Modified 29 May 2023

[Homepage picture: Wikipedia-String Theory]

Taylor’s Theorem

1. Weierstrass Approximation Theorem

We want to show that The set of polynomials is dense in the space of continuous functions. We shall firstly define the Bernstein Polynomials as

where f is a continuous function with domain [0,1] and we can thus see that it is uniformly continuous.This means that in δ-ε language :

here we manually set an interval in the domain. However, we are interested in the general relationship between two outputs without limitation ( other than the distance between two input must be in the range [0,1] ). So we want to now what happens when the |x -ξ| is larger than δ.

We recall the definition of norms in linear algebra. For finite vector space, the infinite norm is defined as:

It is easy to understand that this gives the largest entry (in terms of magnitude) of a vector. Note that this is true even if there exists more than one maximum entry. We expand this property into function space and define M to be the infinite norm of f(x). Then for |x -ξ| is larger than δ we write:

Then combine (3) and (4) we obtain

We now want to use this relation to show that Bernstein polynomials can be used to approximate f(x). We notice that the Bernstein polynomial of f(ξ) is just f(ξ), where binomial expansion has been used to obtain this result.
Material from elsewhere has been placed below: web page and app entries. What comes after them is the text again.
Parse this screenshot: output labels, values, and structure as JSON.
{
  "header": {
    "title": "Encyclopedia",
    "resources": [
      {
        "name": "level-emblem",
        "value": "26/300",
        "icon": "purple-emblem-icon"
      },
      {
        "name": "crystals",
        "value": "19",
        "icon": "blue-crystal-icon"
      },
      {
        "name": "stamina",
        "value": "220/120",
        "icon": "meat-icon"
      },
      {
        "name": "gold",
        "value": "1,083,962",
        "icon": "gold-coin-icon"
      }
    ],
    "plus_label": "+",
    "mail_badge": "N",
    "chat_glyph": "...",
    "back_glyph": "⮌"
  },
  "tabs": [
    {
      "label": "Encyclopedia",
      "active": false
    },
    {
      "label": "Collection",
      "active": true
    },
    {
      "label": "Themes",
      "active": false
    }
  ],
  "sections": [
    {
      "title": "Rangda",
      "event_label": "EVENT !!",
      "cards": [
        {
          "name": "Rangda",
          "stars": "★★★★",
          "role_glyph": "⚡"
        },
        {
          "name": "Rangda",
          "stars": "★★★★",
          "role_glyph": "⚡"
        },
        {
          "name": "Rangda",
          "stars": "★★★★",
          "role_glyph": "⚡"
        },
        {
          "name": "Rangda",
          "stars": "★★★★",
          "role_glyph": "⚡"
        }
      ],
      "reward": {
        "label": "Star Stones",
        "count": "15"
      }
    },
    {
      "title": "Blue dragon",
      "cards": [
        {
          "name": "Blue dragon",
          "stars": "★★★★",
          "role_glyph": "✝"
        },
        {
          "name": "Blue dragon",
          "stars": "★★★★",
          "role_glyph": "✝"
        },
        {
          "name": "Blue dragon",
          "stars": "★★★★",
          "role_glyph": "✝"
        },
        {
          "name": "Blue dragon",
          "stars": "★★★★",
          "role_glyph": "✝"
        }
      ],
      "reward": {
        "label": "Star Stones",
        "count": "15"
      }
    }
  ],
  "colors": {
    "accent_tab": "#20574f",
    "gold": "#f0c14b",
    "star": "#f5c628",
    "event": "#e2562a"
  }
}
Then, using the fact that Bernstein polynomial is linear for f(x),

In the second line above we putted the first term of the function into the expression of the polynomial and it came out will some calculation. Obviously, we need to set x=ξ to proceed and this yields

What does this means? Remember that we have the freedom to make n as large as we want. This means that we can make the difference between Bernstein polynomials and our function as arbitrarily small as we want by approaching n to infinity.  i.e., Bernstein  polynomials converges to our f(x).
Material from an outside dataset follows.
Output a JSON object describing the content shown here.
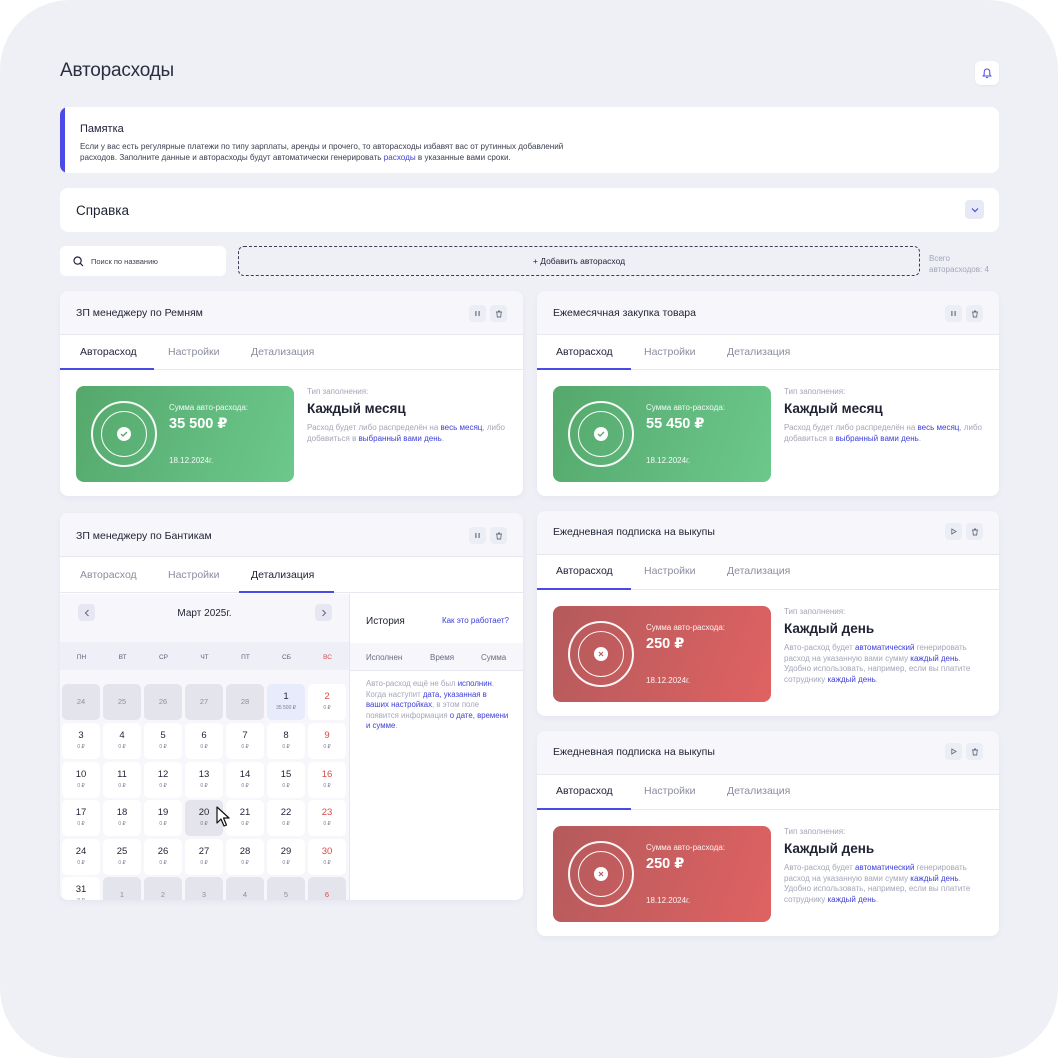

[Literature: Matt Young, MATH 328 Notes, Queen’s University at Kingston, 2006]

2. Taylor’s Theorem

Now we are ready to prove Taylor’s Theorem. Knowing polynomials span the space of continuous function, we now assume that the function is also infinitely differentiable. In this special case, instead of using Bernstein polynomials, we want to use the basis consists of 1,x,…,xn. Matching the value of our series and our function at a particular point yields the ordinary form of single variable Taylor series.

3. Vector fields Taylor Expansion

To be continued…



1. Derivative of a determinant

Consider the determinant W(t) of a n×n matrix Y which each element is a function of t. Assume elements to be independent variables. Then we could write:

Where Cij are the corresponding cofactors. Thus we have:

Let’s define γi as the new matrices form by substituting the ith row with its derivative. Then we could write (2) in a tidier form:

2. Abel-Jacobi-Liouville identity

As we know, any system of linear ordinary equations can be extracted in to a single linear equation, namely:

And it is followed by that,

So we obseverve that a particular row of the derivative is the linear combination of the original rows, since for the kth row of Y, different elements on jth column are multiplied by the same factor Aik. So of course, each term on the right hand side of (3) will be W times the corresponding element of Aii.

This has resulted in some interesting conclusions. For example if the solutions are independent for any point within the domin, they must be independent entirely.

[Literature: Pontryagain 1962, Chapter 3]